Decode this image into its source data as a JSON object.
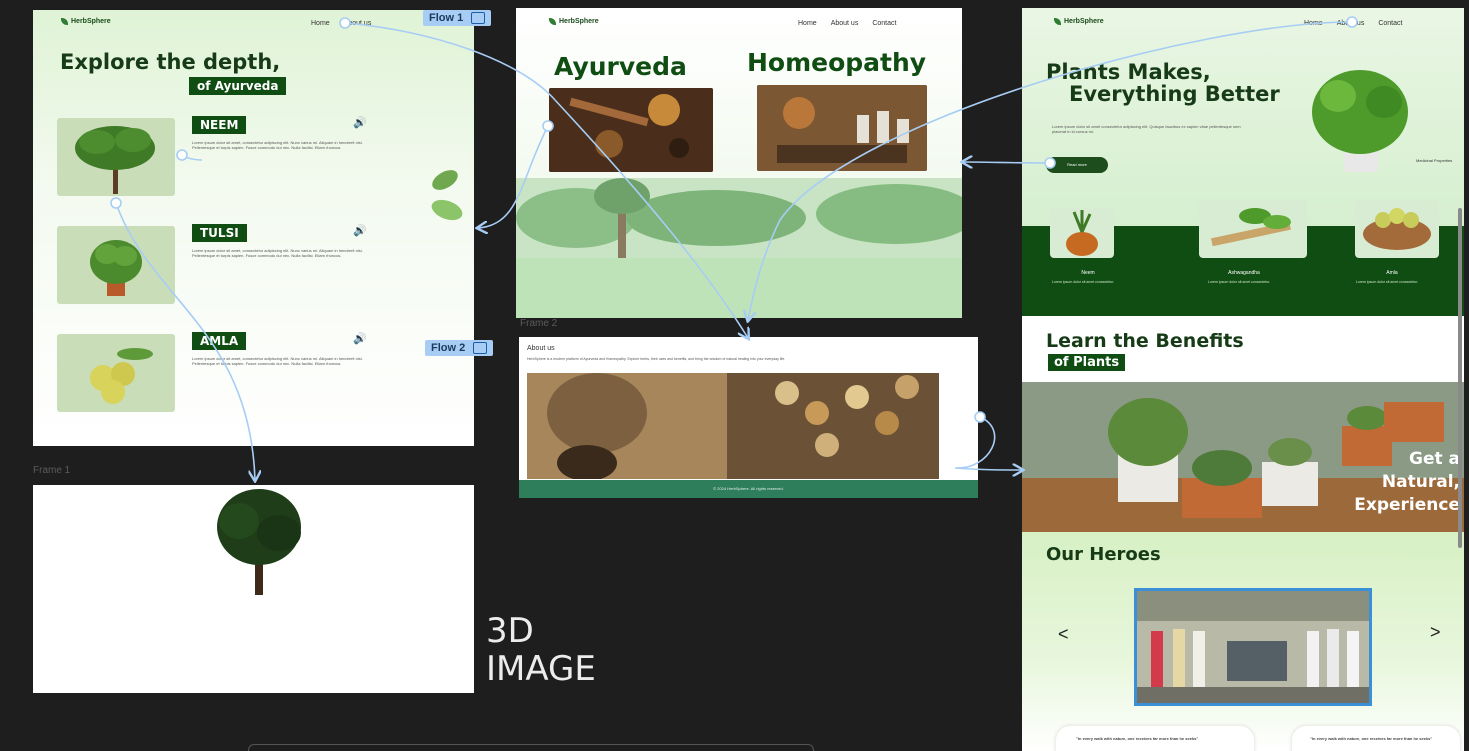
{
  "flows": {
    "flow1": "Flow 1",
    "flow2": "Flow 2"
  },
  "frame_labels": {
    "frame1": "Frame 1",
    "frame2": "Frame 2"
  },
  "canvas_text": {
    "line1": "3D",
    "line2": "IMAGE"
  },
  "frame1": {
    "logo": "HerbSphere",
    "nav": [
      "Home",
      "About us",
      "Contact"
    ],
    "heading": "Explore the depth,",
    "subheading": "of Ayurveda",
    "herbs": [
      {
        "name": "NEEM",
        "text": "Lorem ipsum dolor sit amet, consectetur adipiscing elit. Nunc varius mi. Aliquam in hendrerit nisi. Pellentesque et turpis sapien. Fusce commodo dui nec. Nulla facilisi. Etiam rhoncus."
      },
      {
        "name": "TULSI",
        "text": "Lorem ipsum dolor sit amet, consectetur adipiscing elit. Nunc varius mi. Aliquam in hendrerit nisi. Pellentesque et turpis sapien. Fusce commodo dui nec. Nulla facilisi. Etiam rhoncus."
      },
      {
        "name": "AMLA",
        "text": "Lorem ipsum dolor sit amet, consectetur adipiscing elit. Nunc varius mi. Aliquam in hendrerit nisi. Pellentesque et turpis sapien. Fusce commodo dui nec. Nulla facilisi. Etiam rhoncus."
      }
    ],
    "speaker_icon": "speaker-icon"
  },
  "frame_center": {
    "logo": "HerbSphere",
    "nav": [
      "Home",
      "About us",
      "Contact"
    ],
    "title_left": "Ayurveda",
    "title_right": "Homeopathy"
  },
  "frame2": {
    "heading": "About us",
    "text": "HerbSphere is a modern platform of Ayurveda and Homeopathy. Explore herbs, their uses and benefits, and bring the wisdom of natural healing into your everyday life.",
    "footer": "© 2024 HerbSphere. All rights reserved."
  },
  "frame_right": {
    "logo": "HerbSphere",
    "nav": [
      "Home",
      "About us",
      "Contact"
    ],
    "hero_title_1": "Plants Makes,",
    "hero_title_2": "Everything Better",
    "hero_text": "Lorem ipsum dolor sit amet consectetur adipiscing elit. Quisque faucibus ex sapien vitae pellentesque sem placerat in id cursus mi.",
    "button": "Read more",
    "plant_caption": "Medicinal Properties",
    "cards": [
      {
        "title": "Neem",
        "text": "Lorem ipsum dolor sit amet consectetur."
      },
      {
        "title": "Ashwagandha",
        "text": "Lorem ipsum dolor sit amet consectetur."
      },
      {
        "title": "Amla",
        "text": "Lorem ipsum dolor sit amet consectetur."
      }
    ],
    "learn_title_1": "Learn the Benefits",
    "learn_title_2": "of Plants",
    "overlay": [
      "Get a",
      "Natural,",
      "Experience"
    ],
    "heroes_title": "Our Heroes",
    "carousel_prev": "<",
    "carousel_next": ">",
    "quote": "\"In every walk with nature, one receives far more than he seeks\""
  },
  "colors": {
    "dark_green": "#0f4d12",
    "flow_blue": "#a7cdf5",
    "canvas": "#1e1e1e",
    "teal_footer": "#2e7d5b"
  }
}
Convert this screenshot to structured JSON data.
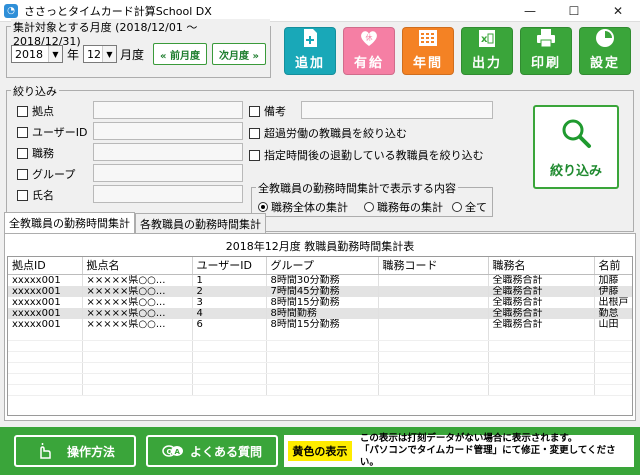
{
  "window": {
    "title": "ささっとタイムカード計算School DX",
    "icon": "app-icon"
  },
  "period": {
    "legend": "集計対象とする月度 (2018/12/01 〜 2018/12/31)",
    "year": "2018",
    "year_unit": "年",
    "month": "12",
    "month_unit": "月度",
    "prev_label": "« 前月度",
    "next_label": "次月度 »"
  },
  "toolbar": [
    {
      "label": "追加",
      "icon": "add-document-icon",
      "color": "#19a8b8"
    },
    {
      "label": "有給",
      "icon": "paid-leave-icon",
      "color": "#f57fa4"
    },
    {
      "label": "年間",
      "icon": "calendar-grid-icon",
      "color": "#f48224"
    },
    {
      "label": "出力",
      "icon": "excel-export-icon",
      "color": "#3aa53a"
    },
    {
      "label": "印刷",
      "icon": "printer-icon",
      "color": "#3aa53a"
    },
    {
      "label": "設定",
      "icon": "settings-icon",
      "color": "#3aa53a"
    }
  ],
  "filter": {
    "legend": "絞り込み",
    "fields": [
      "拠点",
      "ユーザーID",
      "職務",
      "グループ",
      "氏名"
    ],
    "remark": "備考",
    "opt1": "超過労働の教職員を絞り込む",
    "opt2": "指定時間後の退勤している教職員を絞り込む",
    "display": {
      "legend": "全教職員の勤務時間集計で表示する内容",
      "options": [
        "職務全体の集計",
        "職務毎の集計",
        "全て"
      ],
      "selected": 0
    },
    "button": "絞り込み"
  },
  "tabs": [
    "全教職員の勤務時間集計",
    "各教職員の勤務時間集計"
  ],
  "report": {
    "title": "2018年12月度 教職員勤務時間集計表",
    "columns": [
      "拠点ID",
      "拠点名",
      "ユーザーID",
      "グループ",
      "職務コード",
      "職務名",
      "名前"
    ],
    "rows": [
      [
        "xxxxx001",
        "×××××県○○...",
        "1",
        "8時間30分勤務",
        "",
        "全職務合計",
        "加藤"
      ],
      [
        "xxxxx001",
        "×××××県○○...",
        "2",
        "7時間45分勤務",
        "",
        "全職務合計",
        "伊藤"
      ],
      [
        "xxxxx001",
        "×××××県○○...",
        "3",
        "8時間15分勤務",
        "",
        "全職務合計",
        "出根戸"
      ],
      [
        "xxxxx001",
        "×××××県○○...",
        "4",
        "8時間勤務",
        "",
        "全職務合計",
        "勤怠"
      ],
      [
        "xxxxx001",
        "×××××県○○...",
        "6",
        "8時間15分勤務",
        "",
        "全職務合計",
        "山田"
      ]
    ]
  },
  "footer": {
    "manual": "操作方法",
    "faq": "よくある質問",
    "yellow_label": "黄色の表示",
    "note_line1": "この表示は打刻データがない場合に表示されます。",
    "note_line2": "「パソコンでタイムカード管理」にて修正・変更してください。"
  }
}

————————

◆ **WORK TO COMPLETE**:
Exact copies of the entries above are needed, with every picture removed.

◆ **ANSWER SECTION**:
Decode this image into its source data as a JSON object.
{
  "flows": {
    "flow1": "Flow 1",
    "flow2": "Flow 2"
  },
  "frame_labels": {
    "frame1": "Frame 1",
    "frame2": "Frame 2"
  },
  "canvas_text": {
    "line1": "3D",
    "line2": "IMAGE"
  },
  "frame1": {
    "logo": "HerbSphere",
    "nav": [
      "Home",
      "About us",
      "Contact"
    ],
    "heading": "Explore the depth,",
    "subheading": "of Ayurveda",
    "herbs": [
      {
        "name": "NEEM",
        "text": "Lorem ipsum dolor sit amet, consectetur adipiscing elit. Nunc varius mi. Aliquam in hendrerit nisi. Pellentesque et turpis sapien. Fusce commodo dui nec. Nulla facilisi. Etiam rhoncus."
      },
      {
        "name": "TULSI",
        "text": "Lorem ipsum dolor sit amet, consectetur adipiscing elit. Nunc varius mi. Aliquam in hendrerit nisi. Pellentesque et turpis sapien. Fusce commodo dui nec. Nulla facilisi. Etiam rhoncus."
      },
      {
        "name": "AMLA",
        "text": "Lorem ipsum dolor sit amet, consectetur adipiscing elit. Nunc varius mi. Aliquam in hendrerit nisi. Pellentesque et turpis sapien. Fusce commodo dui nec. Nulla facilisi. Etiam rhoncus."
      }
    ],
    "speaker_icon": "speaker-icon"
  },
  "frame_center": {
    "logo": "HerbSphere",
    "nav": [
      "Home",
      "About us",
      "Contact"
    ],
    "title_left": "Ayurveda",
    "title_right": "Homeopathy"
  },
  "frame2": {
    "heading": "About us",
    "text": "HerbSphere is a modern platform of Ayurveda and Homeopathy. Explore herbs, their uses and benefits, and bring the wisdom of natural healing into your everyday life.",
    "footer": "© 2024 HerbSphere. All rights reserved."
  },
  "frame_right": {
    "logo": "HerbSphere",
    "nav": [
      "Home",
      "About us",
      "Contact"
    ],
    "hero_title_1": "Plants Makes,",
    "hero_title_2": "Everything Better",
    "hero_text": "Lorem ipsum dolor sit amet consectetur adipiscing elit. Quisque faucibus ex sapien vitae pellentesque sem placerat in id cursus mi.",
    "button": "Read more",
    "plant_caption": "Medicinal Properties",
    "cards": [
      {
        "title": "Neem",
        "text": "Lorem ipsum dolor sit amet consectetur."
      },
      {
        "title": "Ashwagandha",
        "text": "Lorem ipsum dolor sit amet consectetur."
      },
      {
        "title": "Amla",
        "text": "Lorem ipsum dolor sit amet consectetur."
      }
    ],
    "learn_title_1": "Learn the Benefits",
    "learn_title_2": "of Plants",
    "overlay": [
      "Get a",
      "Natural,",
      "Experience"
    ],
    "heroes_title": "Our Heroes",
    "carousel_prev": "<",
    "carousel_next": ">",
    "quote": "\"In every walk with nature, one receives far more than he seeks\""
  },
  "colors": {
    "dark_green": "#0f4d12",
    "flow_blue": "#a7cdf5",
    "canvas": "#1e1e1e",
    "teal_footer": "#2e7d5b"
  }
}
Convert this screenshot to structured JSON data.
{
  "window": {
    "title": "ささっとタイムカード計算School DX",
    "icon": "app-icon"
  },
  "period": {
    "legend": "集計対象とする月度 (2018/12/01 〜 2018/12/31)",
    "year": "2018",
    "year_unit": "年",
    "month": "12",
    "month_unit": "月度",
    "prev_label": "« 前月度",
    "next_label": "次月度 »"
  },
  "toolbar": [
    {
      "label": "追加",
      "icon": "add-document-icon",
      "color": "#19a8b8"
    },
    {
      "label": "有給",
      "icon": "paid-leave-icon",
      "color": "#f57fa4"
    },
    {
      "label": "年間",
      "icon": "calendar-grid-icon",
      "color": "#f48224"
    },
    {
      "label": "出力",
      "icon": "excel-export-icon",
      "color": "#3aa53a"
    },
    {
      "label": "印刷",
      "icon": "printer-icon",
      "color": "#3aa53a"
    },
    {
      "label": "設定",
      "icon": "settings-icon",
      "color": "#3aa53a"
    }
  ],
  "filter": {
    "legend": "絞り込み",
    "fields": [
      "拠点",
      "ユーザーID",
      "職務",
      "グループ",
      "氏名"
    ],
    "remark": "備考",
    "opt1": "超過労働の教職員を絞り込む",
    "opt2": "指定時間後の退勤している教職員を絞り込む",
    "display": {
      "legend": "全教職員の勤務時間集計で表示する内容",
      "options": [
        "職務全体の集計",
        "職務毎の集計",
        "全て"
      ],
      "selected": 0
    },
    "button": "絞り込み"
  },
  "tabs": [
    "全教職員の勤務時間集計",
    "各教職員の勤務時間集計"
  ],
  "report": {
    "title": "2018年12月度 教職員勤務時間集計表",
    "columns": [
      "拠点ID",
      "拠点名",
      "ユーザーID",
      "グループ",
      "職務コード",
      "職務名",
      "名前"
    ],
    "rows": [
      [
        "xxxxx001",
        "×××××県○○...",
        "1",
        "8時間30分勤務",
        "",
        "全職務合計",
        "加藤"
      ],
      [
        "xxxxx001",
        "×××××県○○...",
        "2",
        "7時間45分勤務",
        "",
        "全職務合計",
        "伊藤"
      ],
      [
        "xxxxx001",
        "×××××県○○...",
        "3",
        "8時間15分勤務",
        "",
        "全職務合計",
        "出根戸"
      ],
      [
        "xxxxx001",
        "×××××県○○...",
        "4",
        "8時間勤務",
        "",
        "全職務合計",
        "勤怠"
      ],
      [
        "xxxxx001",
        "×××××県○○...",
        "6",
        "8時間15分勤務",
        "",
        "全職務合計",
        "山田"
      ]
    ]
  },
  "footer": {
    "manual": "操作方法",
    "faq": "よくある質問",
    "yellow_label": "黄色の表示",
    "note_line1": "この表示は打刻データがない場合に表示されます。",
    "note_line2": "「パソコンでタイムカード管理」にて修正・変更してください。"
  }
}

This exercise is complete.